**PROBLEM**
Show, from the entries below, every line in which "String" appears.

** DATA follows **

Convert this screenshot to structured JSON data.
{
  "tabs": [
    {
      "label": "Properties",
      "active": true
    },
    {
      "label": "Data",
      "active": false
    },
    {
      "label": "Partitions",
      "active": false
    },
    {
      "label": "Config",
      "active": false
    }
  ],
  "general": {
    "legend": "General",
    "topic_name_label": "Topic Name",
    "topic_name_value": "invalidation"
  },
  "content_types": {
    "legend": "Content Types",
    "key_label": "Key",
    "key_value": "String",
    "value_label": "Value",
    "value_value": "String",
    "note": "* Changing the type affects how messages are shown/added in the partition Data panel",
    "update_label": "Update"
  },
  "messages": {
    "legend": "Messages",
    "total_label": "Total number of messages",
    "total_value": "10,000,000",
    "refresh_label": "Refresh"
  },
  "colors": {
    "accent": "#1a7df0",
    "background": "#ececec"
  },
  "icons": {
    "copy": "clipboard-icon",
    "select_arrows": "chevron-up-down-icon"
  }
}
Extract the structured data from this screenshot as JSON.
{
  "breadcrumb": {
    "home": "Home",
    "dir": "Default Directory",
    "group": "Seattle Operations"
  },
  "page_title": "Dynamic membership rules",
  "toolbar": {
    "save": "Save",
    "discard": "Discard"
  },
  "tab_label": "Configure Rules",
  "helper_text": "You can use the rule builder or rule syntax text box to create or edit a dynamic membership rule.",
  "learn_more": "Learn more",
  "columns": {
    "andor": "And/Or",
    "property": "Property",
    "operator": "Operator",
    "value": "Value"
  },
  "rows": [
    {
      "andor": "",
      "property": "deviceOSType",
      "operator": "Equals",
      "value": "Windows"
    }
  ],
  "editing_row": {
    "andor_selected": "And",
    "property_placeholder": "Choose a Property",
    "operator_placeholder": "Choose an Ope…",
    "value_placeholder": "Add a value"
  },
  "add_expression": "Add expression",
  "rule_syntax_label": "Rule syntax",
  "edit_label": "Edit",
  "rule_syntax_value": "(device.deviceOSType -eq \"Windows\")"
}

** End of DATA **

**OUTPUT OF THE TASK**
    "key_value": "String",
    "value_value": "String",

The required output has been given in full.